You'll notice that a mini-run on WR2s and WR3s occurred after the Bears pick. I'm willing to bet that the difference between Chicago and a late-round defense will be greater than the difference between, say, Santana Moss (116 fantasy points in 2006) and my WR3 platoon of Henderson (108) and Stallworth (98). Plus there are two things I've been especially good at during my fantasy football career: finding wide receivers in the free agent pool, and selling high on Donte' Stallworth. I expect that to continue.
By the way, the only wide receiver to outperform the Bears in either of the past two seasons in Yahoo! default scoring was Steve Smith in 2005.
Looking again at the sixth round above, I'd have to say that owners in a typical public league won't draft that well. Further evidence that the Cafe posters are sharks. In average Yahoo! drafts, running backs like Brandon Jacobs (ADP 72.5), Marshawn Lynch (72.5), Peterson (86.8), Norwood (94.0), and Williams (103.0) will be available long after the Chicago defense is gone, so there won't be any penalty in terms of RB depth. In this league, if I'd gone Bulger/Chicago in the fifth and sixth, I'd have had to grab Brandon Jackson or Fred Taylor in the seventh. I'm rather pleased to get both pieces of the Carolina running back committee here.
My hope is that a handful of owners in the "How to Lose a League" league will play the waiver wire for defenses throughout the season, looking for matchups against user-friendly offenses.
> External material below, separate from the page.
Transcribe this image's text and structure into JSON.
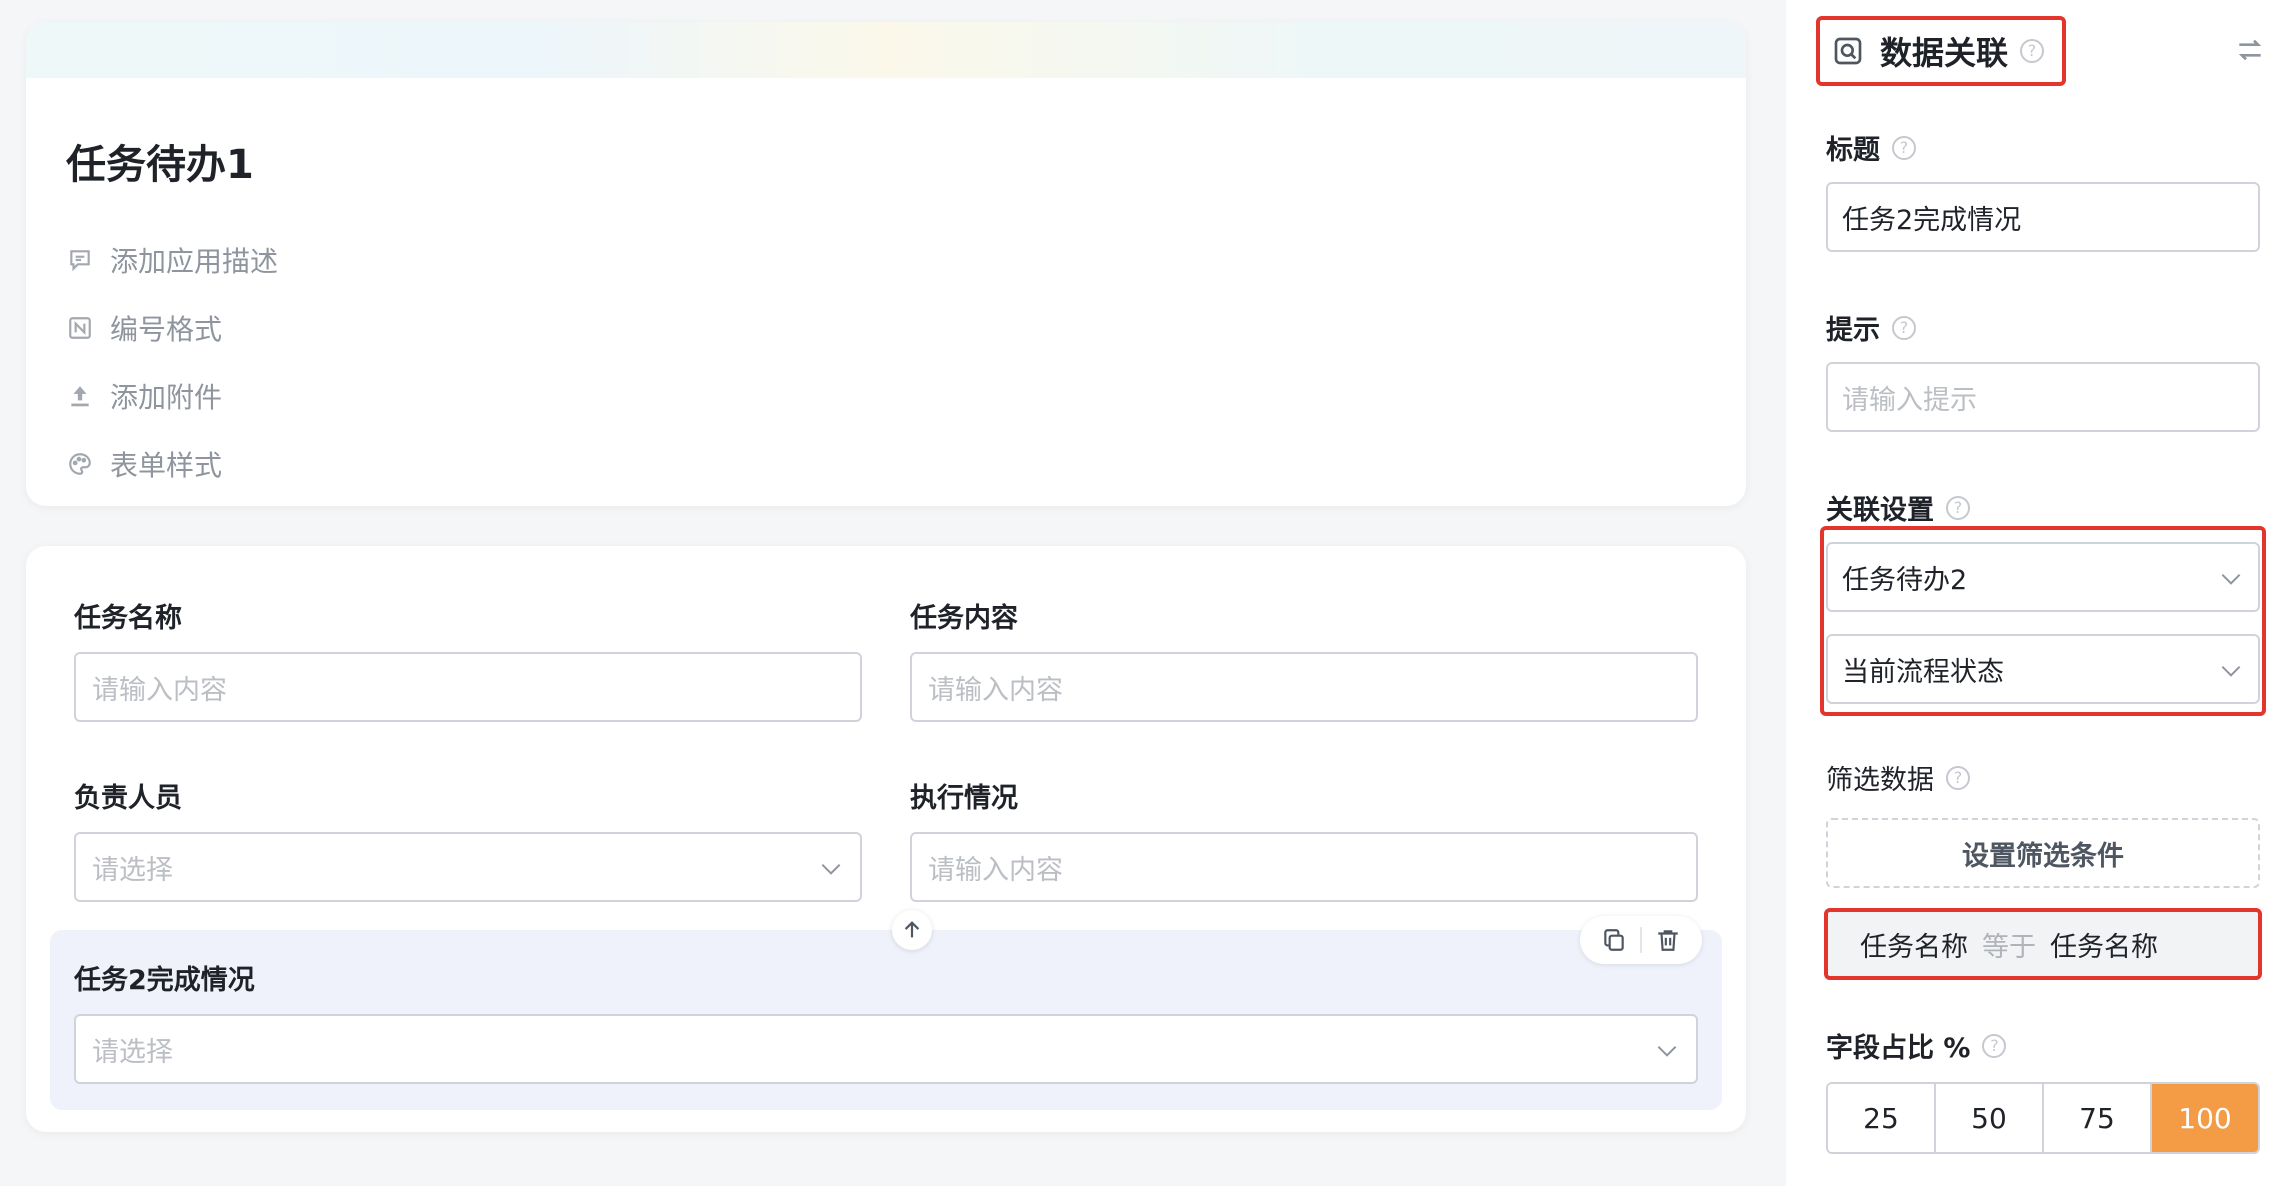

Fantasy dogma tells you this is the thing to do. If anyone tries it, I'll track their performance against Chicago. I'll also try to stream defenses ahead of them, because that's kind of my thing.
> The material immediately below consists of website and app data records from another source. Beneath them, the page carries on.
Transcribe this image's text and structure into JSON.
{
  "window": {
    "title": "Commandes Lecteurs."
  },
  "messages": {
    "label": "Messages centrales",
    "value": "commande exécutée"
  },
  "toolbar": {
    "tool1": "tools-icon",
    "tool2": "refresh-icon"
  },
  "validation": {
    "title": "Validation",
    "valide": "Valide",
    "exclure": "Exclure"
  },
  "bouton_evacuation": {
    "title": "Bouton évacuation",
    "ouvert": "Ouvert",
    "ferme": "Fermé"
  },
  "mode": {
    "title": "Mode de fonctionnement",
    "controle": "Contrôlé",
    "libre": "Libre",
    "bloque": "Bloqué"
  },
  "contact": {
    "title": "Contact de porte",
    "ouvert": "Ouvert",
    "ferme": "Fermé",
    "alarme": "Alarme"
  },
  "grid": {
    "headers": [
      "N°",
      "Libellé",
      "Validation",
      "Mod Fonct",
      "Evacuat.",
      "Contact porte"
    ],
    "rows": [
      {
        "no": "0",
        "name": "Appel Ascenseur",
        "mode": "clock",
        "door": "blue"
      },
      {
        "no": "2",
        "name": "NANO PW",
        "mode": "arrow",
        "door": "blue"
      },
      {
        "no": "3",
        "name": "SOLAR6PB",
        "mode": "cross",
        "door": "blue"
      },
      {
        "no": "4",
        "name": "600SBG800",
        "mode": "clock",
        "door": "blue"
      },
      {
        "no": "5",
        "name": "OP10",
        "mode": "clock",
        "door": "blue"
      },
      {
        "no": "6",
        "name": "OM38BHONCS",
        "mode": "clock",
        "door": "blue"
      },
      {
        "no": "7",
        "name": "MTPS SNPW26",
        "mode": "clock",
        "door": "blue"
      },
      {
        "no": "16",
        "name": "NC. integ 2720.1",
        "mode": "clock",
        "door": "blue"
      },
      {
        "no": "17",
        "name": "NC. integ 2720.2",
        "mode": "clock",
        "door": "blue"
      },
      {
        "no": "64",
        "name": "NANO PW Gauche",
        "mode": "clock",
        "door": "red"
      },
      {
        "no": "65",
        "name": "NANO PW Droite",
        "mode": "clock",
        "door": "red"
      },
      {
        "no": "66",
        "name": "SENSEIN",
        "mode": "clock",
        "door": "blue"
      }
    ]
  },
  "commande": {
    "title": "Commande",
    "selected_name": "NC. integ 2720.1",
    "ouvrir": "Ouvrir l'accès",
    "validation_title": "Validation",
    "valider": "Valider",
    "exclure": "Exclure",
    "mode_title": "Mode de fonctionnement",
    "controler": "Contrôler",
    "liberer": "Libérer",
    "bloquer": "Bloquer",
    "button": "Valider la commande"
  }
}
Here's where the other nine defenses were selected:
Baltimore, Round 7-1
Note that no one here took two.
My team might very well lose this league, but the Bears won't be the reason. Nor will my quarterback or my third wide receiver. By taking Chicago in the fifth, I accepted marginal downgrades at QB and WR3 in favor of a defense that, in my estimation, projects to be 50 fantasy points better than any available in the final rounds. This, to me, is a reasonable exchange. With Williams and Foster on the bench, I don't lack depth at running back. We're using public settings, so we can only start two RBs.
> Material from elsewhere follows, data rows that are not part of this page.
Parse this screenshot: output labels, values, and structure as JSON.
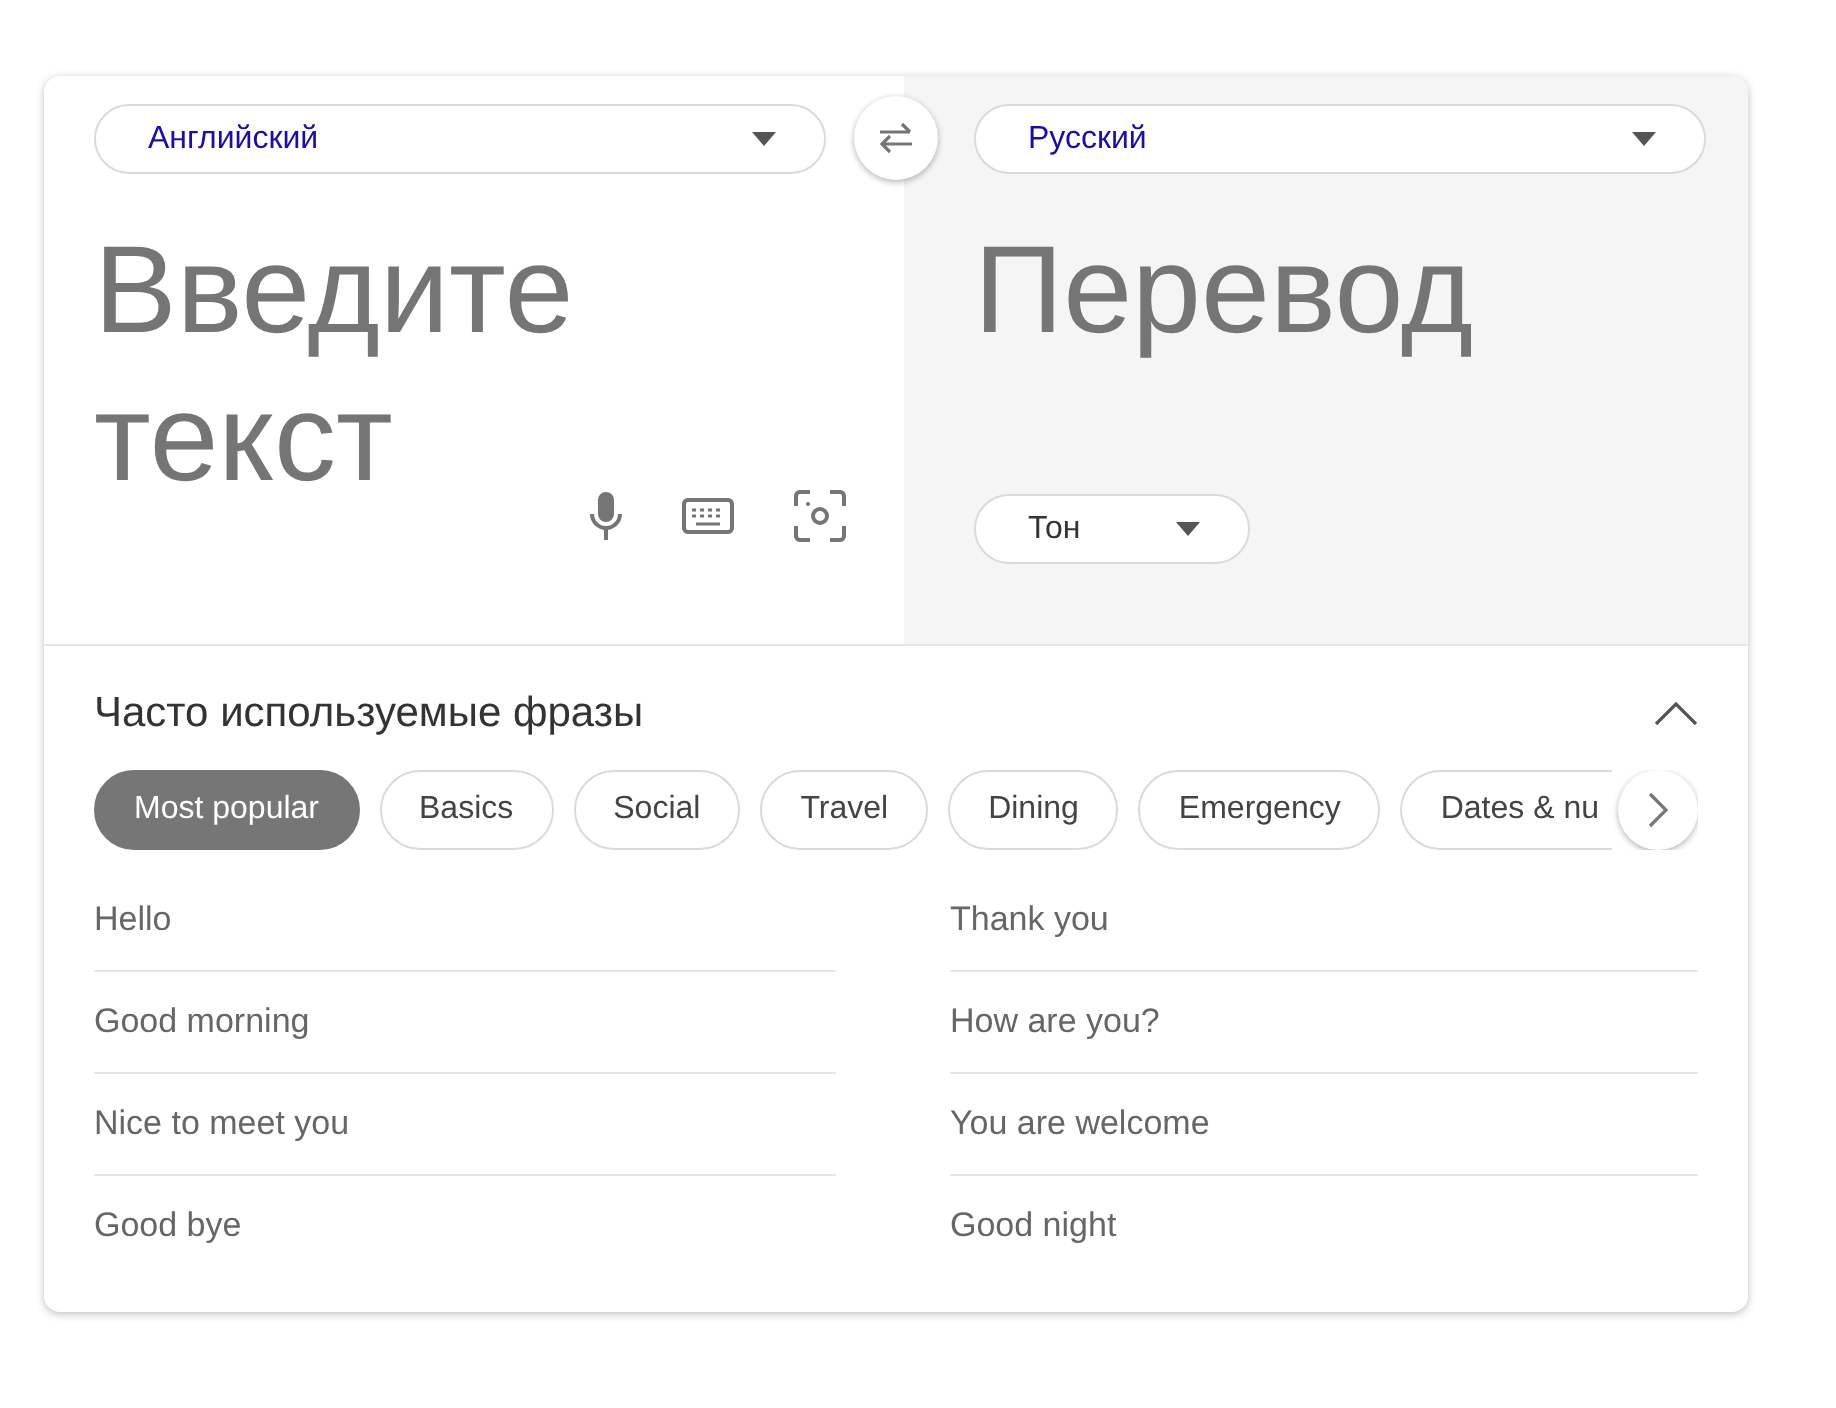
{
  "source": {
    "language": "Английский",
    "placeholder": "Введите текст"
  },
  "target": {
    "language": "Русский",
    "placeholder": "Перевод",
    "tone": "Тон"
  },
  "phrases": {
    "title": "Часто используемые фразы",
    "expanded": true,
    "categories": [
      {
        "label": "Most popular",
        "selected": true
      },
      {
        "label": "Basics",
        "selected": false
      },
      {
        "label": "Social",
        "selected": false
      },
      {
        "label": "Travel",
        "selected": false
      },
      {
        "label": "Dining",
        "selected": false
      },
      {
        "label": "Emergency",
        "selected": false
      },
      {
        "label": "Dates & nu",
        "selected": false
      }
    ],
    "items": [
      "Hello",
      "Thank you",
      "Good morning",
      "How are you?",
      "Nice to meet you",
      "You are welcome",
      "Good bye",
      "Good night"
    ]
  }
}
No, if I've lost this league, it happened when the draft room launched and I didn't get the first or second pick. Or it happened when I selected Maroney ahead of Westbrook and Henry. It's tough to overcome making the wrong call on your first-round running back – ask anyone who drafted LaMont Jordan ahead of Steven Jackson last season.
But anyway, I'm just in this thing to beat Crippler. If this happens, it will have been a success.
On Monday we'll go trolling for Jones-Drews, looking at players buried on team depth charts who might have a serious fantasy impact this season.
Andy Behrens has written for ESPN.com, the Chicago Sports Review, NBA.com, the Chicago Reader and various other publications. In all likelihood, Andy owns more Artis Gilmore memorabilia than you. Follow him on Twitter. Send Andy a question or comment for potential use in a future column or webcast.
Updated on Saturday, Aug 11, 2007 12:06 pm, EDT